Down the rabbit hole with Golden 1
July 5, 2012
It’s not a pretty thought, but here goes, just the same: when I heard that an armed thug had handily made off with $4,000 from The Golden 1 Credit Union in SLO in May, I knew a bit of karmic justice had just taken place.
After all, its employees had already robbed me of a great interest rate on my credit card, humiliated me at a favorite grocery store, and nearly got my daughter kicked off of her state health insurance plan. There were, too, the countless sleepless nights, and enough frustration to last a very, very long time.
It all began nearly a year ago.
In our quest to do the right thing, my husband and I decided, just as hundreds of thousands of other Americans had already done, to transfer our money to a not-for-profit credit union. After all, why keep our checking and savings accounts in a gigantic multinational, for-profit bank whose headquarters are in the Netherlands?
Why not transfer to a neighborhood kind of place which offered so many of the advantages of a traditional bank, but with lower interest rates, and, we were told, better customer service?
We picked The Golden 1 Credit Union for a few reasons. We already had a small savings account there, but most important, the SLO location was a terrific geographic fit—literally a one-minute drive to my husband’s job and near our daughter’s school.
All was well for a few months. Then our account was hacked—and we were hurtled down a wicked rabbit hole with no ending.
First, a few checks bounced—including my child’s health insurance premium—and outrageous fees were added to our checking account. We were mystified: we’d had more than enough money to cover those checks, and even if that hadn’t been the case, we had overdraft protection.
What, we asked a manager at the SLO branch, was going on?
I’m not out for revenge, so there’s no point in naming names, but I will say this: from the get-go, this person was completely, utterly incapable of straightening out the bounced checks on her own, much less restoring our overdraft protection. As a matter of fact, it took her nearly one month to realize that we, and others at the SLO branch, had been hacked. (She never actually admitted this to us – it was a teller who spilled those beans.)

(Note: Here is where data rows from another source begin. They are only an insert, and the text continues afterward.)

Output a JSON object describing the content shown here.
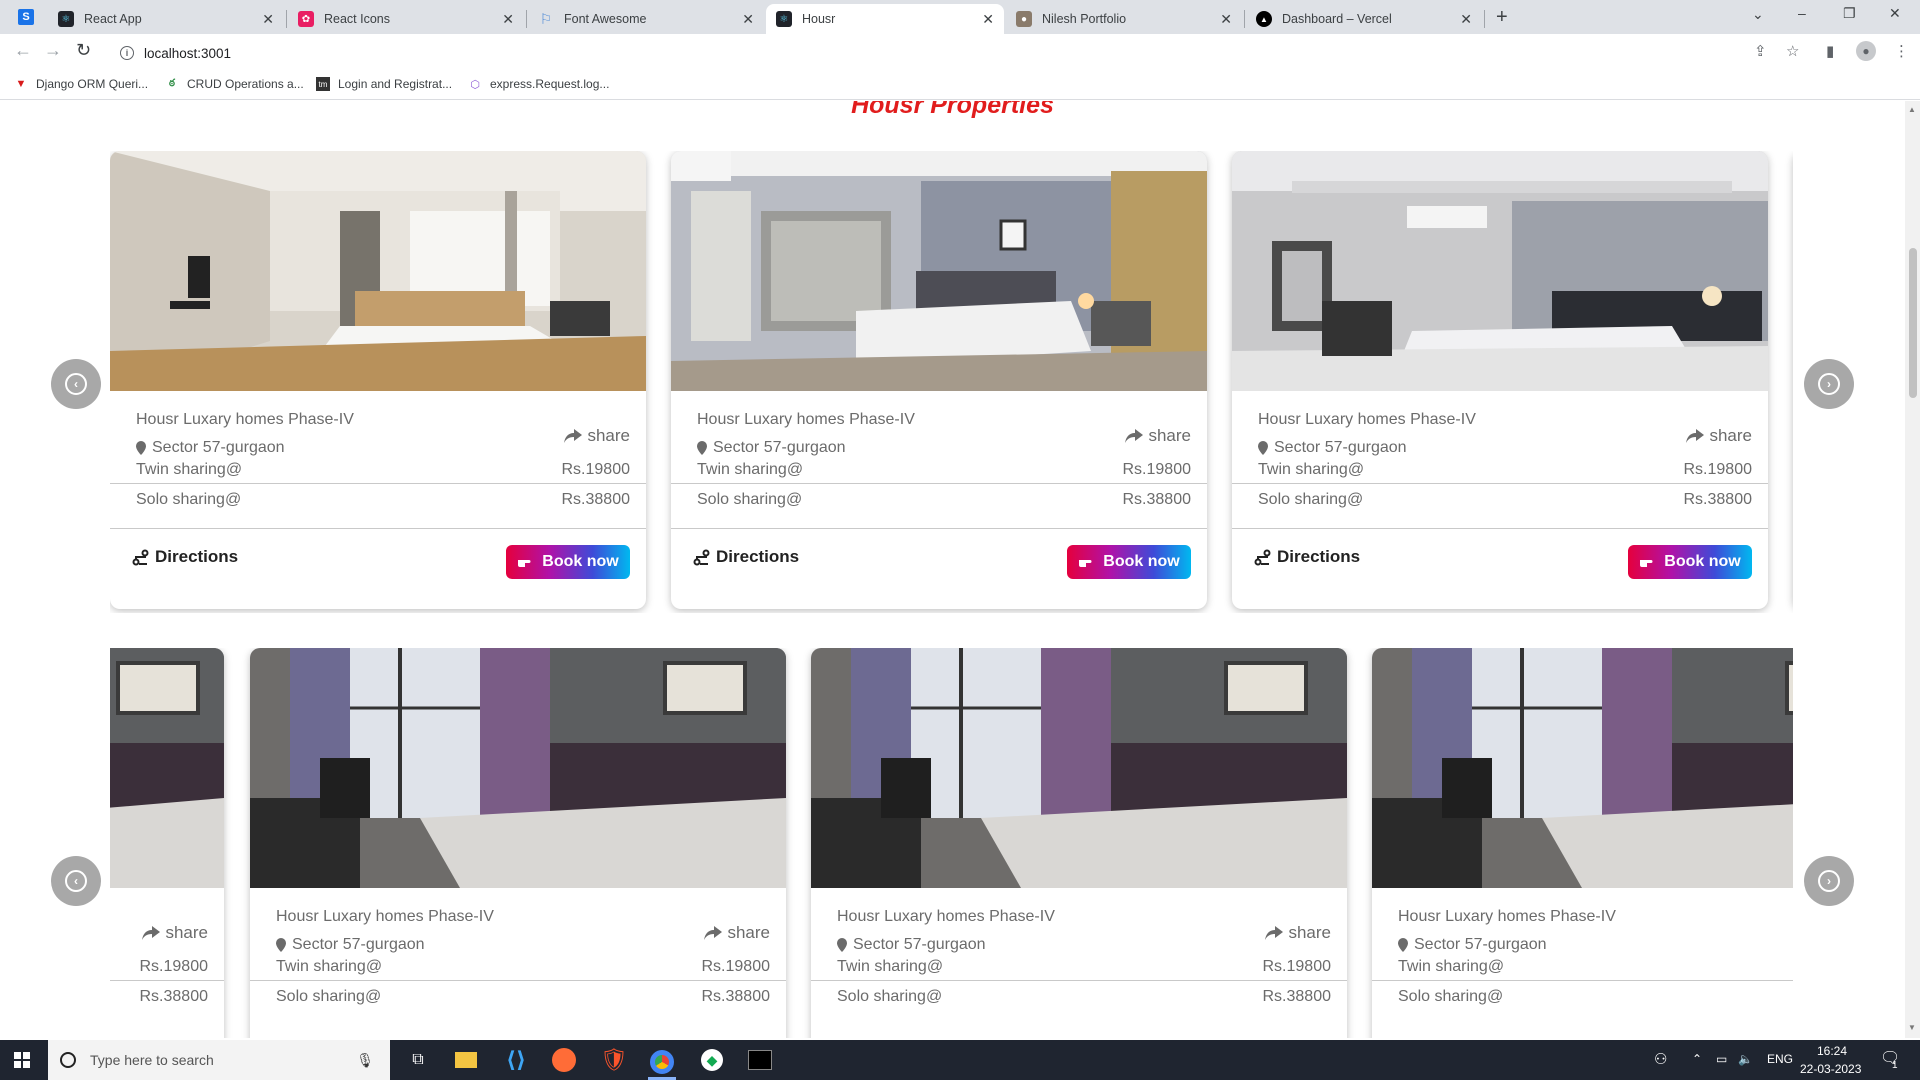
{
  "browser": {
    "tabs": [
      {
        "label": "React App",
        "icon": "react-icon",
        "active": false
      },
      {
        "label": "React Icons",
        "icon": "react-icons-icon",
        "active": false
      },
      {
        "label": "Font Awesome",
        "icon": "flag-icon",
        "active": false
      },
      {
        "label": "Housr",
        "icon": "react-icon",
        "active": true
      },
      {
        "label": "Nilesh Portfolio",
        "icon": "person-icon",
        "active": false
      },
      {
        "label": "Dashboard – Vercel",
        "icon": "vercel-icon",
        "active": false
      }
    ],
    "url": "localhost:3001",
    "bookmarks": [
      {
        "label": "Django ORM Queri..."
      },
      {
        "label": "CRUD Operations a..."
      },
      {
        "label": "Login and Registrat..."
      },
      {
        "label": "express.Request.log..."
      }
    ]
  },
  "page": {
    "title": "Housr Properties",
    "card_labels": {
      "name": "Housr Luxary homes Phase-IV",
      "location": "Sector 57-gurgaon",
      "share": "share",
      "twin": "Twin sharing@",
      "solo": "Solo sharing@",
      "twin_price": "Rs.19800",
      "solo_price": "Rs.38800",
      "directions": "Directions",
      "book": "Book now"
    },
    "row1_cards": [
      {
        "name": "Housr Luxary homes Phase-IV",
        "location": "Sector 57-gurgaon",
        "share": "share",
        "twin": "Twin sharing@",
        "twin_price": "Rs.19800",
        "solo": "Solo sharing@",
        "solo_price": "Rs.38800",
        "directions": "Directions",
        "book": "Book now"
      },
      {
        "name": "Housr Luxary homes Phase-IV",
        "location": "Sector 57-gurgaon",
        "share": "share",
        "twin": "Twin sharing@",
        "twin_price": "Rs.19800",
        "solo": "Solo sharing@",
        "solo_price": "Rs.38800",
        "directions": "Directions",
        "book": "Book now"
      },
      {
        "name": "Housr Luxary homes Phase-IV",
        "location": "Sector 57-gurgaon",
        "share": "share",
        "twin": "Twin sharing@",
        "twin_price": "Rs.19800",
        "solo": "Solo sharing@",
        "solo_price": "Rs.38800",
        "directions": "Directions",
        "book": "Book now"
      }
    ],
    "row2_cards": [
      {
        "share": "share",
        "twin_price": "Rs.19800",
        "solo_price": "Rs.38800"
      },
      {
        "name": "Housr Luxary homes Phase-IV",
        "location": "Sector 57-gurgaon",
        "share": "share",
        "twin": "Twin sharing@",
        "twin_price": "Rs.19800",
        "solo": "Solo sharing@",
        "solo_price": "Rs.38800"
      },
      {
        "name": "Housr Luxary homes Phase-IV",
        "location": "Sector 57-gurgaon",
        "share": "share",
        "twin": "Twin sharing@",
        "twin_price": "Rs.19800",
        "solo": "Solo sharing@",
        "solo_price": "Rs.38800"
      },
      {
        "name": "Housr Luxary homes Phase-IV",
        "location": "Sector 57-gurgaon",
        "twin": "Twin sharing@",
        "solo": "Solo sharing@"
      }
    ]
  },
  "taskbar": {
    "search_placeholder": "Type here to search",
    "language": "ENG",
    "time": "16:24",
    "date": "22-03-2023",
    "notification_count": "1"
  },
  "colors": {
    "title": "#e11d1d",
    "book_gradient": [
      "#e5003d",
      "#b012a8",
      "#3e4bd8",
      "#00b8f0"
    ],
    "arrow_button": "#a8a8a8",
    "taskbar": "#1f2530"
  }
}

Then my primary credit card was blocked. Huh?
Turns out my last payment to that company had also bounced (again, there were funds to cover the fee, but thanks to the hacking, Golden 1’s system didn’t recognize this fact). To rectify this latest mistake, the credit card company told us to make another payment, but this took us a few weeks since, like everyone else we know these days, we live paycheck to paycheck.
However, we were told that Golden 1 could do one little thing to immediately make things right: simply fax the credit card company a short one or two-sentence letter, explaining it was a bank error. My great interest rate would then be restored.

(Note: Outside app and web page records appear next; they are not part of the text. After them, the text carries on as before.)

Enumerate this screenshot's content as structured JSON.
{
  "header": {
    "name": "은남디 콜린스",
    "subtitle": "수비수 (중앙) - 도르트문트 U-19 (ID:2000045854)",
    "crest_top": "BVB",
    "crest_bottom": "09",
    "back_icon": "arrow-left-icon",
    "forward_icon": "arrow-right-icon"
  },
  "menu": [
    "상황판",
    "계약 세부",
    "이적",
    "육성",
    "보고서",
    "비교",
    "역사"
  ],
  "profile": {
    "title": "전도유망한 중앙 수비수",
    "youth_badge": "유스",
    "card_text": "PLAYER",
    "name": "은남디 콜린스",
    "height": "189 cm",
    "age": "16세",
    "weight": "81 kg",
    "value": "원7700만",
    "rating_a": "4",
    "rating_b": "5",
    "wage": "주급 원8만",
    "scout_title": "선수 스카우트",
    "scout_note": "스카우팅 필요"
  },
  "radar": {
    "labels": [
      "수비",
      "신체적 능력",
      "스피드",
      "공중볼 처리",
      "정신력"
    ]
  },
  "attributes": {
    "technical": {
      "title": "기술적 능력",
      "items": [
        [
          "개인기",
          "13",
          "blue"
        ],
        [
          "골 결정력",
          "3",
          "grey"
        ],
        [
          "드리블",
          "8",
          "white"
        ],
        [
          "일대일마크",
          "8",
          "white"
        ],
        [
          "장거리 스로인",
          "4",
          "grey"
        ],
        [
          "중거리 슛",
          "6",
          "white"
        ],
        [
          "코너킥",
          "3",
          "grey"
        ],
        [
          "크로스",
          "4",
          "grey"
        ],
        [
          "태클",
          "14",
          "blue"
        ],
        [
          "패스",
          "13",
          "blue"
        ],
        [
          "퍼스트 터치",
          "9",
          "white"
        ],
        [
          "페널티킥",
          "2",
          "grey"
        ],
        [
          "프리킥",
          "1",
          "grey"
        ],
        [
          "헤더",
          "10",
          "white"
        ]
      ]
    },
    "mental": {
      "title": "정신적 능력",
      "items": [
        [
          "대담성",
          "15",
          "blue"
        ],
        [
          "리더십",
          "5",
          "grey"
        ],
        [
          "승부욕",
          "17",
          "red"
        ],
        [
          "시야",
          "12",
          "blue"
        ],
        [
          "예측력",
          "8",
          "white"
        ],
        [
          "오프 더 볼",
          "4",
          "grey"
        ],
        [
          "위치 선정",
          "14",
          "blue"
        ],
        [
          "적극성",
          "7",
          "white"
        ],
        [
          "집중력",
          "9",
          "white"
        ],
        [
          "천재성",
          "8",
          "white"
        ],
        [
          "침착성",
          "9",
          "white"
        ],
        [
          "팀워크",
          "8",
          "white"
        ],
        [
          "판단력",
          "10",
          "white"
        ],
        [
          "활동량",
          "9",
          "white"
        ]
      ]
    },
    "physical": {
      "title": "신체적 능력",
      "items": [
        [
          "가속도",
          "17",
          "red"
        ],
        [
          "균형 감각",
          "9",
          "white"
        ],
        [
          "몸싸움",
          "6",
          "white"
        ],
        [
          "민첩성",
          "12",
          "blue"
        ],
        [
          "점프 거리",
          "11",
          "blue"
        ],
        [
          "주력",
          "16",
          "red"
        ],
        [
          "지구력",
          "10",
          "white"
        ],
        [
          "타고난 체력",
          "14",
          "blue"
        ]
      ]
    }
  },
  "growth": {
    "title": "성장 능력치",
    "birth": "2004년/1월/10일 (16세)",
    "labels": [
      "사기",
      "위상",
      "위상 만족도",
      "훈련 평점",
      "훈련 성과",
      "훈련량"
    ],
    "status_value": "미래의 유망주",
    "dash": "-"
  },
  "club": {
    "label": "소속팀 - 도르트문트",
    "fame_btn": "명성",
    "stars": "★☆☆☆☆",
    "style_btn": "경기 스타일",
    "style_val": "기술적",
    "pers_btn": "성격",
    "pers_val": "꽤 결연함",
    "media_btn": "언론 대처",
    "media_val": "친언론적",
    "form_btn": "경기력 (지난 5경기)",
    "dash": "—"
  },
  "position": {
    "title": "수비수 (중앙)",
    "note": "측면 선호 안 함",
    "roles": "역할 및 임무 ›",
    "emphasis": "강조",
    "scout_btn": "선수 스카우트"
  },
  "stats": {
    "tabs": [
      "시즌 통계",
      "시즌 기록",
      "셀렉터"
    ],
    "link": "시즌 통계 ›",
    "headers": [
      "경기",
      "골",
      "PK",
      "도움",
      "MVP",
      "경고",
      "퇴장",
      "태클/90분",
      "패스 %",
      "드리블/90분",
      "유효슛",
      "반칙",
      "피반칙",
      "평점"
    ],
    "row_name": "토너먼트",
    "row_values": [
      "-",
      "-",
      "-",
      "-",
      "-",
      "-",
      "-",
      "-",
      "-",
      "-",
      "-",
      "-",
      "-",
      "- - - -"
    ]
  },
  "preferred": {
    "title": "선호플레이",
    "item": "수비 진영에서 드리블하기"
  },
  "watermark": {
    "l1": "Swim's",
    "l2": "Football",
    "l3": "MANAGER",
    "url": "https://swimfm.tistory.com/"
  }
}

That manager assured us this would be done by the legal department in Sacramento, pronto. She also promised that those pesky, weekend collection calls from Vons would stop. Yup, we’d written a few checks there, they had bounced, too, and now Vons was calling us at home, demanding extra fees. Once again, all Golden 1 had to do was fax a really short letter explaining the error, and we’d be able to write checks at the market again.
Although we were told numerous times, by numerous corporate executives, that the letters had been written and sent, they never were.
By this time, we were no longer making any deposits in our checking or savings account. Not that we could anyway, since our account had been abruptly frozen without our knowing about it until after the fact. Nonetheless, that action didn’t stop the fees from piling up—and it also didn’t stop a nasty letter, direct from Golden 1 corporate, that it was about to report us to a collection agency unless we immediately ponied up several hundred dollars.
Did I mention that in one day’s mail, we also received not one, not two, not three, but four identical form letters expelling us as members from The Golden 1?
As I write this, it has now been almost a year, almost 12 months of many, many new phone calls to Sacramento, including conversations with the President and CEO of Golden 1, who says she is so very sorry. We were able to get all of our money out, although that little exercise took three months. Most recently, she and the CFO “left the office on an emergency” when my husband phoned in for a scheduled conference call to find out why the letters have still not been sent. And now—wait for it—we are still waiting for those letters. To say we are beyond frustrated is an understatement. To say that something smells fishy in Sacramento is also an understatement.
No surprise, we’ve returned to that for-profit bank. Of course, we’ve also closed our accounts at The Golden 1 and will never go back.
It was bad enough that this credit union clearly had no safeguards in place against hacking. But what made it even more crazy-making is this: once the hacking occurred, The Golden 1 clearly didn’t have—and still doesn’t appear to have—any template, no plan at all, for how to deal with pirated accounts… except to run away.
Perhaps other credit unions have protocols. But the eighth largest credit union in the United States behaved, and continues to behave, like a flock of chickens with their heads cut off.
Given our last year, I sincerely hope that The Golden 1 bandit has deposited that $4,000 take in a place where competency—instead of idiocy—rules.
Hilary Grant is an 11-year resident of los Osos.